*Exercise directions*
Would you copy each line of the data below that has "value"?

(Material for this exercise)

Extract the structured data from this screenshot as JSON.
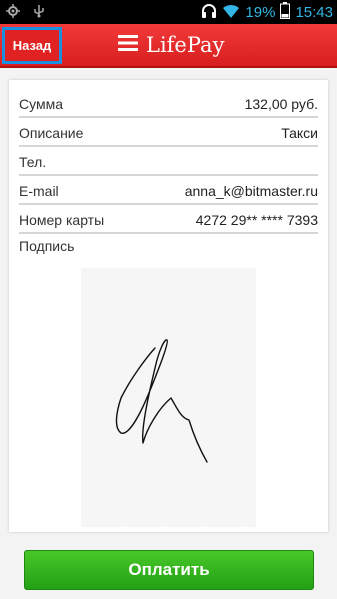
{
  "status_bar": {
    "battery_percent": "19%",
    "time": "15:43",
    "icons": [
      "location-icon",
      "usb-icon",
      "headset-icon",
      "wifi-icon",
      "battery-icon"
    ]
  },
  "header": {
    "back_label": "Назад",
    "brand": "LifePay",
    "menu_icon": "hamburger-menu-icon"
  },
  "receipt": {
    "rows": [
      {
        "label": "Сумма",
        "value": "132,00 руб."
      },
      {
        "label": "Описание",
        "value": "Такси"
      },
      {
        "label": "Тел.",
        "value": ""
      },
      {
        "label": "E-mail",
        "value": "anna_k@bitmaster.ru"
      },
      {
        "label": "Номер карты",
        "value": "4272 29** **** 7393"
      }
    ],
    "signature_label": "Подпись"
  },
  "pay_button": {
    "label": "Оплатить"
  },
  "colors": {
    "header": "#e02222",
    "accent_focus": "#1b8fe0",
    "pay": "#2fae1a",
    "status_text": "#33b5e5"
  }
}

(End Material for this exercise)

*Solution to the problem*
        "value": "132,00 руб."
        "value": "Такси"
        "value": ""
        "value": "anna_k@bitmaster.ru"
        "value": "4272 29** **** 7393"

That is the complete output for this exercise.